The good news is that the rest of the division will probably stink against the AL East, too, although my worst fears about this arrangement were confirmed: the Cardinals once again make out like bandits in Interleague play, having to brave a pair of tough road series in front of hundreds of fans in Baltimore and Tampa Bay.

Some of the other things of note:

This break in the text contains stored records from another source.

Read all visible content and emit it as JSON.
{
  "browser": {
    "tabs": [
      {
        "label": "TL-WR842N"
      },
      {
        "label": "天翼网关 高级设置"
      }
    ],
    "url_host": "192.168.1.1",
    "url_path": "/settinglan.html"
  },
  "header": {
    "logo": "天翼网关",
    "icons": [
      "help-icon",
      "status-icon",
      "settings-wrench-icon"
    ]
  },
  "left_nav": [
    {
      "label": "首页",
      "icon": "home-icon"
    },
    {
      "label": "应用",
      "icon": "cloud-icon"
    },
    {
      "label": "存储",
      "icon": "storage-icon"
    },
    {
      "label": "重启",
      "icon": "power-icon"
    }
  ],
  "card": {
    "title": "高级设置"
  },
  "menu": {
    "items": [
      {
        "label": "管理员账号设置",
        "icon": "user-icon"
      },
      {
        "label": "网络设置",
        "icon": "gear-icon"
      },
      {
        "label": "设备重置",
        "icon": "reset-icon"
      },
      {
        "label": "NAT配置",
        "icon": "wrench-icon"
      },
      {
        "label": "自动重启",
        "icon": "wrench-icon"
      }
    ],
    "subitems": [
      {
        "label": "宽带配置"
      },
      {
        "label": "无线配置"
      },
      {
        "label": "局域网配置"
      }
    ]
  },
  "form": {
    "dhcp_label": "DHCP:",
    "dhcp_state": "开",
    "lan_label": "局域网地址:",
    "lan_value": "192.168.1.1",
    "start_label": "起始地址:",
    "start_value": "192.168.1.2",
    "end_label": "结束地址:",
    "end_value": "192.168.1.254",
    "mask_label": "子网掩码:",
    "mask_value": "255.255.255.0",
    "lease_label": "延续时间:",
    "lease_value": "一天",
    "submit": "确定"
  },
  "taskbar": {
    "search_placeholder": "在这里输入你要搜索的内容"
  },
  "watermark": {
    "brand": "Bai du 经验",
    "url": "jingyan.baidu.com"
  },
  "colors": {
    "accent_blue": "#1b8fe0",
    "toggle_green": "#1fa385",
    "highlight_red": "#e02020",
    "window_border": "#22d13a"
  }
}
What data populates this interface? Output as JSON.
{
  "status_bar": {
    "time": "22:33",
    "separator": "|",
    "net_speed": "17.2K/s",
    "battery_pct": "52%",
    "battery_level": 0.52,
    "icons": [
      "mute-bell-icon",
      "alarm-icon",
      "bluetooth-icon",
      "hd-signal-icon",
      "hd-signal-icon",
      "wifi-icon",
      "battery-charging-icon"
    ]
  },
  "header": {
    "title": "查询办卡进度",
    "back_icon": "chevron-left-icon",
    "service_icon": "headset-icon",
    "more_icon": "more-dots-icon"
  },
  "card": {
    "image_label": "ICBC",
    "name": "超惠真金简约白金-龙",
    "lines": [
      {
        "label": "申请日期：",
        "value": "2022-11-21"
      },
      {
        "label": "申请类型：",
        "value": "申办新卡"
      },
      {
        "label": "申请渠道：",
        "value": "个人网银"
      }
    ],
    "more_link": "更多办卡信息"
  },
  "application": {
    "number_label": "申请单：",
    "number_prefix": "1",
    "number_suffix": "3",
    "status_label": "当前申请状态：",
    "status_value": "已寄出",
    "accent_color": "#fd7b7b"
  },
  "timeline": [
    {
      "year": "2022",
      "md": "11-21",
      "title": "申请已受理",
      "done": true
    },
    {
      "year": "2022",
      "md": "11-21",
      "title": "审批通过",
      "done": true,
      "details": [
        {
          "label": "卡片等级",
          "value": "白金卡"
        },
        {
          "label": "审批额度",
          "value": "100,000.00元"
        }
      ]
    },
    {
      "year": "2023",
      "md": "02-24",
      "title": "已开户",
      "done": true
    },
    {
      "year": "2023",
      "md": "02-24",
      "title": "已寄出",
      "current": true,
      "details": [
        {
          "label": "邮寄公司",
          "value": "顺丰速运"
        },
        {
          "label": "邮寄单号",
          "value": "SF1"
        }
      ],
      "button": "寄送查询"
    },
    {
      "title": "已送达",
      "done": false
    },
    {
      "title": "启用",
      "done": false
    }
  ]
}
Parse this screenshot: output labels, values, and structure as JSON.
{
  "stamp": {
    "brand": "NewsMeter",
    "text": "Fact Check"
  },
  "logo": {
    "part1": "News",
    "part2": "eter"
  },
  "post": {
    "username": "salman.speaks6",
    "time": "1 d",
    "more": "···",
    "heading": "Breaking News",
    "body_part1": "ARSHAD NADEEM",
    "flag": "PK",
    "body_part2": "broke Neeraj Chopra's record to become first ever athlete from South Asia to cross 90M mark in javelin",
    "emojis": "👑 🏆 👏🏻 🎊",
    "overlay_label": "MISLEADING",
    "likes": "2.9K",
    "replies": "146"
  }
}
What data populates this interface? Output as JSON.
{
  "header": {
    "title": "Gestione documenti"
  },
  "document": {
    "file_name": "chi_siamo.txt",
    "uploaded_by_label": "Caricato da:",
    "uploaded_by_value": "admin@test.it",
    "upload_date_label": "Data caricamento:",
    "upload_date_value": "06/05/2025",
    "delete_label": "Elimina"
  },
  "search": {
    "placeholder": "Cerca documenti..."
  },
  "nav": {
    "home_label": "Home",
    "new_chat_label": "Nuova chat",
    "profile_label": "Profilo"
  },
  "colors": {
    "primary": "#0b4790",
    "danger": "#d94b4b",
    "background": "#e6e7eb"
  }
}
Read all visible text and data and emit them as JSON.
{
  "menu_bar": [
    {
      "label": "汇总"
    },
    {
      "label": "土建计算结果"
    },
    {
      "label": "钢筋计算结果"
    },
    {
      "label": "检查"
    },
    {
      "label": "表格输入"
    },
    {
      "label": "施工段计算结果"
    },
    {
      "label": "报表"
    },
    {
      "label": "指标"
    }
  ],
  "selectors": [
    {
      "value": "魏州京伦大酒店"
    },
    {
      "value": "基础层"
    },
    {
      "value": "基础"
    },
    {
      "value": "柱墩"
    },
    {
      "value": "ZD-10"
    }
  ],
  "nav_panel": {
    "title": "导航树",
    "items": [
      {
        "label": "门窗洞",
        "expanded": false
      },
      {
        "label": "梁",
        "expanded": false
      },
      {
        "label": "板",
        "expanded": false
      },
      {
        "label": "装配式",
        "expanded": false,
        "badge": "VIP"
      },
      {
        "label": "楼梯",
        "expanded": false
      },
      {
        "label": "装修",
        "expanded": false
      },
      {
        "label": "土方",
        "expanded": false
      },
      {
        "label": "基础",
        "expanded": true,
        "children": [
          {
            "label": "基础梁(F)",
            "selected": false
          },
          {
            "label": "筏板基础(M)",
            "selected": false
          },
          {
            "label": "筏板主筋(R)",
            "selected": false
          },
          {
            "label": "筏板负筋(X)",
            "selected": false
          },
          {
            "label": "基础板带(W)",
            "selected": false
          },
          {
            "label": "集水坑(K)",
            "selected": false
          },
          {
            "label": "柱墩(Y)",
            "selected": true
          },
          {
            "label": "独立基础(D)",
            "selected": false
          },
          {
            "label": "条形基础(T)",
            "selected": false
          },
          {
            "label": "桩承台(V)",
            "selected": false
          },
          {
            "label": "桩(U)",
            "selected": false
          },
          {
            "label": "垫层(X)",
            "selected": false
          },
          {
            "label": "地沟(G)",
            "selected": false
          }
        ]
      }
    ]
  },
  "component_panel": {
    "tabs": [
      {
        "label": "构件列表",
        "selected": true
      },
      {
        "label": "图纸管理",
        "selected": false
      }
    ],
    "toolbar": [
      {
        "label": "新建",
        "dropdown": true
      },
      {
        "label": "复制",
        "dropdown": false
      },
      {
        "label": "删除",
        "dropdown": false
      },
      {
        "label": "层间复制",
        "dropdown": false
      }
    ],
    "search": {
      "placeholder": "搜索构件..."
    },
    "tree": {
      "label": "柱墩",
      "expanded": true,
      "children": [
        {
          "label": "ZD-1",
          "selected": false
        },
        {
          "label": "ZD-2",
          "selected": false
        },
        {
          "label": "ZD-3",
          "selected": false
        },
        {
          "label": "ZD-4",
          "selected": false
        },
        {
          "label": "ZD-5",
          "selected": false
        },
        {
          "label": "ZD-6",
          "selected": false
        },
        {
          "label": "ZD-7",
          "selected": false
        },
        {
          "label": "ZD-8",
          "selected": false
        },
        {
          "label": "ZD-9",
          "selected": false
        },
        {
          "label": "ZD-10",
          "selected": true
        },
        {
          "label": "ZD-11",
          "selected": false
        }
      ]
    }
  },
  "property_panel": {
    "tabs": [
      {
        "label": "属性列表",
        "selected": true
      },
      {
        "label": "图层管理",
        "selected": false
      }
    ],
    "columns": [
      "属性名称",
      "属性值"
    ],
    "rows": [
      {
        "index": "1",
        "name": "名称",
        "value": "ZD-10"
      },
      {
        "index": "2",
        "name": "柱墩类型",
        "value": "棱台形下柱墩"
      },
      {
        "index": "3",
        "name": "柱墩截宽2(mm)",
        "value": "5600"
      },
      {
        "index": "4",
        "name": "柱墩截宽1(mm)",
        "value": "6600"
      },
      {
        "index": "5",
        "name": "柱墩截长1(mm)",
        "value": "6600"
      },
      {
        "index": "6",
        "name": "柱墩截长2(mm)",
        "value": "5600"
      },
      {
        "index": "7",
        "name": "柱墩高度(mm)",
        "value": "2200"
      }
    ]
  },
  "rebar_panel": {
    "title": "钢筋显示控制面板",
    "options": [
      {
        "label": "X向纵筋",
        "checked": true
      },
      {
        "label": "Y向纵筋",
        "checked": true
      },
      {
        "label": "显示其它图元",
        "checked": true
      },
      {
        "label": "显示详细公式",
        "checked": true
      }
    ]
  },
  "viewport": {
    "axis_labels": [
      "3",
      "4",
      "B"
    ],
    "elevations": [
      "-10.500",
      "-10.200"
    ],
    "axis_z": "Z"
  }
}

– They open the season on the road in Cincinnati before opening Miller Park against the Braves and (of course) the Cubs.
– Four series against St. Louis in August and September.  While it’s a little early to be talking playoffs for 2011, if they’re still in the race by then, these will be huge games.
– In fact, only three series in September (Philly, Colorado, and Florida) will be against non-division opponents.  They close the season at home against the Pirates.
– West Coast Road Trips of Death: May 16-19 (LA, San Diego) and July 14-24 (Colorado, Arizona, San Francisco).  The latter is coming out of the All-Star Break, and the Brewers will play 11 games in 11 days.
– They play their only games against Washington in April and May.  Only reason I bring this up?  That likely means the Brewers miss Stephen Strasburg.

It’s obviously a brutal schedule, but for the most part, the rest of the division will play the same teams.  There’s a long offseason ahead, so we don’t even know who will be good by the time the Brewers play them — for all we know, that intimidating Interleague stretch could be weakened if the Red Sox continue to rebuild or if the Twins or Rays take a step back.